A faculty member of IIT Kanpur complained that the poem recited by students in solidarity with Jamia Millia Islamia, provoked anti-Hindu sentiments. The poem in question is Hum Dekhenge by Faiz Ahmed Faiz and the alleged ‘anti-Hindu’ verse goes like:
“Jab arz-e-khuda (Earth of God) ke kaabe se,
Sab but (idols) uthayaae jaenge,
Sab taaj ucchale jaenge,
Sab takht giraye jayenge,
Bas naam rahega allah ka,
Yeh lazim hai ki hum bhi dekhenge.”
“When, from the seat of the Almighty
every pedestal will lie displaced;
Then, the dispossessed we; we,
who kept the faith will be installed
to our inalienable legacy.
Every crown will be flung.
Each throne brought down.
Only His name will remain.
Inevitably, we shall also see the day
that was promised to us.”
Faiz wrote this poem in 1979. Iqbal Bano, the legendary Pakistani singer made it immortal in 1986 with her rendition – after two years of Faiz’s death. This was written in Pakistan during the military rule of Mohammad Zia-ul-Haq, who disposed Zulfikar-Ali-Bhutto and announced himself as the President of Pakistan in 1978.
During Zia’s rule, laws were made against adultery, fornication and blasphemy. Also, punishments by whipping, amputation and stoning to death were introduced. Many blame Zia-ul-Haq for the Islamisation of Pakistan and pushing the country to extremism.
Faiz was a communist and his poems signify his hate towards authoritarian rule. His poems were an attack on such leaders and their ways.

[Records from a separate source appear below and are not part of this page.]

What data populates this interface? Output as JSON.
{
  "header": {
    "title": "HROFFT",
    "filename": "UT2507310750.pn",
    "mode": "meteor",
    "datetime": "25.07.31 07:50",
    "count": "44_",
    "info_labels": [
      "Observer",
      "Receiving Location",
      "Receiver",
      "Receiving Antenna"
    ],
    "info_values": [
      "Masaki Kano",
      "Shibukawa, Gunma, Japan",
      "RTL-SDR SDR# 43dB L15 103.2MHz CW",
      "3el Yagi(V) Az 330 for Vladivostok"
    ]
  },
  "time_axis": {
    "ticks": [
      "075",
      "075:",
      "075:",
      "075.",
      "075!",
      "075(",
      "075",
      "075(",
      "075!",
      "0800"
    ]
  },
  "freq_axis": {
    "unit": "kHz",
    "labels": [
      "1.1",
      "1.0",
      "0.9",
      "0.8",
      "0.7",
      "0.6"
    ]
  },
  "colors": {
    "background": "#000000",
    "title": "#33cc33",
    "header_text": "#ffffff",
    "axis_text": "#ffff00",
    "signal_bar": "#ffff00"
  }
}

In the above couplet, he talks about the time when fake idols will be destroyed and in the void of symbolism, only god (the righteous) will remain.
He understood how rulers use symbols to brazenly boast about their kingdoms. Hitler used the swastika to gather support for his callous crusade. The people supporting his ideology carried out massacre unabashedly and Hitler held this together by giving power to this symbol; disrespect to the swastika would imply disrespect to the nation.
The relevance of symbols can be seen during the reign of Muammar al-Gaddafi too. He built many statues of himself around Libya. After killing him brutally, the forces decapitated his statues and stood above it, which according to them signified the end of Gaddafi’s atrocities.
The Indian Nobel Laureate Rabindranath Tagore, himself, did not believe in idolatry. He felt symbols could be used to destroy peace and was aware of its abuse by many, over the course of history. He held humanity above nationalism and despised extreme nationalism, even during the war of Independence of India.
Tyrants thrive on symbols and idols; its followers celebrate it and the victims suffer under it.
Faiz Ahmed Faiz was termed a ‘criminal’ many times for his revolutionary writings. A poem which was written against the authority as a right to express is being termed as ‘anti-Hindu.’
The situation clearly explains that religion is being manifested as a symbol to us. This is a failure of our education system which cannot educate the most educated about revolutionary writers.
Faiz was a criminal then and remains to be one, interestingly, because of the failure of the authorities.